Viabil*ty: Why is the design community making viability a dirty word?

Published in
4 min readAug 20, 2020


Few artefacts have been indoctrinated into the innovation establishment quite as much as that venn diagram. Used in slides across the globe to represent the perfect balance of things people want (desirability), that are technologically achievable (feasibility) and make some money (viability), the framework has rarely been challenged as the motif for design thinking.

At some point, a subset of the design community has flipped the rules that make the framework so sensible. They have tweaked its application to serve their own purpose — intentionally or otherwise.

They will rightly tell us that we should focus first on customer value. But the initial idea — that innovation should start with the customer (and not a spreadsheet or a technology solution) has been lost along the way — distorted through the lens of desirability, feasibility, viability.

At some point, there was a sleight of hand, something that said “start with desirability”. Desirability has taken a greater weighting than its less glamorous and more idea-limiting venn housemates. In some cases, desirability has become the lens through which to view feasibility and viability.

Oh dear.

It’s little wonder then that the innovation outputs of big corporates who have sipped the kool-aid, donned their best pair of Converse and hired astro-turfed design agencies have seen the same results again and again — “lovely interface, fun friends and family trial, not sure it will work in the real world”.


Desirable enough — Yes or No?

A design agency might design a product and validate it with customers, they may even scale that testing, they may quantify it, they may get something live in market, and even show that they will pay for it.

They’ll ‘prove’ desirability.

Right? ….Right?

But how desirable does it need to be? Are we creating enough value?

Here’s the issue: Desirability isn’t a hurdle, it’s a spectrum. Asking ‘is it desirable enough’ is like asking ‘how long is a piece of string’. Or asking ‘is the engine big enough’, when you don’t know if you’re building a Moped or Jumbo Jet.

There is no way to answer ‘is this desirable enough’ by itself. “Desirable enough” is enough people paying a high enough price for us to make a profit over time, against the backdrop of a competitive market. .

Put that way, “desirable enough” starts to look a lot like “viability”, doesn’t it?

You gotta capture what you create

Desirability, or value creation, isn’t the limiting factor. Value capture is.

Value capture is what happens when your product or service leaves the nursery slopes of incubation and hits the real world. When you swap early adopters for real, fickle, customers with endless alternatives to your product available to them. When you swap closed tests for competitive markets. Value capture is making real customers pay real money for the thing that you’ve designed.

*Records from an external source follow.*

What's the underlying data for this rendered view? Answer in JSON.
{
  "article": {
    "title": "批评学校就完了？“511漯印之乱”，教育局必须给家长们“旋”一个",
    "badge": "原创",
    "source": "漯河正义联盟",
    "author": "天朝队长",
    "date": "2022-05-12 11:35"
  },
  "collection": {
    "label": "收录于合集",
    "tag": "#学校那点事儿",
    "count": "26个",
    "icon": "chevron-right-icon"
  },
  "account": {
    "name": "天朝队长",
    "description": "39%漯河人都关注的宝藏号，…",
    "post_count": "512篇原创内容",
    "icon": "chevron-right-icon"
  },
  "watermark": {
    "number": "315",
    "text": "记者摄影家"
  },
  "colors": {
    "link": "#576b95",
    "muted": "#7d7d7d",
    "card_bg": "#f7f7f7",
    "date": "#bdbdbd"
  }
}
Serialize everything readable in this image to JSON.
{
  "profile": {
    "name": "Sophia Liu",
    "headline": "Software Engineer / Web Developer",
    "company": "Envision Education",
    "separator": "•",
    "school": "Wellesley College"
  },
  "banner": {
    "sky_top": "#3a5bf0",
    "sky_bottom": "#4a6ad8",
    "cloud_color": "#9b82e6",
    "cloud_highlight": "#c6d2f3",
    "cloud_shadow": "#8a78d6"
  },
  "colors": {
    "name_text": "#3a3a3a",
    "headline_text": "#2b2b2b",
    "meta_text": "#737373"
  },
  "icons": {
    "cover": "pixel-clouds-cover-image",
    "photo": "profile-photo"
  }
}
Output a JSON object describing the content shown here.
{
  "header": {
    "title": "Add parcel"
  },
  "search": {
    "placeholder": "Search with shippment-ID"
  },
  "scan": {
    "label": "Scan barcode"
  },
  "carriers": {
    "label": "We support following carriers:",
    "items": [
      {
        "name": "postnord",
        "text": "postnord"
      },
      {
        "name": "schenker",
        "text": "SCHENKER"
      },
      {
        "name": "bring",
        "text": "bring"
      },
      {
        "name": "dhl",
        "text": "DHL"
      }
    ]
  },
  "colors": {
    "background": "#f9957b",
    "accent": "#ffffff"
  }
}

Can you capture enough of this value for this to be viable given the cost structure to deliver it? Can you scale, given competitive pressure on pricing, given your cost of acquisition, given retention rates?

Every business starts with creating value for a customer. That much is true. But when you’re designing a business, you have to design it backwards from the viability you need to deliver. (As opposed to forwards from the product you’ve designed).

This will tell you how much value you need to capture, it will tell you the cost structure required, it will tell you how much you have to invest, it will tell you where your key assumptions lie. And in doing so it will tell you how much value you need to create, the choices you have available to you, and what your product needs to achieve.

This may mean creating less value if the activities don’t generate enough value in return. It may mean deliberately making it less desirable. Because desirability isn’t a constraint. You’re optimising for the minimum required return. You wouldn’t expect a steak dinner on a RyanAir flight would you?

Problem/solution fit isn’t enough. Demonstrating a huge market of paying customers isn’t enough. The point of a business — unfortunately or otherwise — is that it needs to return its cost of capital; i.e. make economic profit. So you need a business model that can work in a competitive market: the combination of your proposition, your delivery model, your commercial model.

Designers talk a lot about ‘designing for constraints’, but in business, the single constraint that matters most is “will this generate a financial return”. This, and only this, is what makes the difference between a project and business.

The design process isn’t: build a business model around this product. It’s design this product within this business model.

You can’t focus group your way to a viable business model. You can’t empathise your way to a profit model. Design thinking is not an excuse to abandon business fundamentals. Anyone who says it is doesn’t understand the world of commercial design.

There’s a thin line between “design-thinking” and designing for a perfect world that will never exist. And the difference is in the balance between viability, desirability and feasibility. If only there was a framework to visualise that…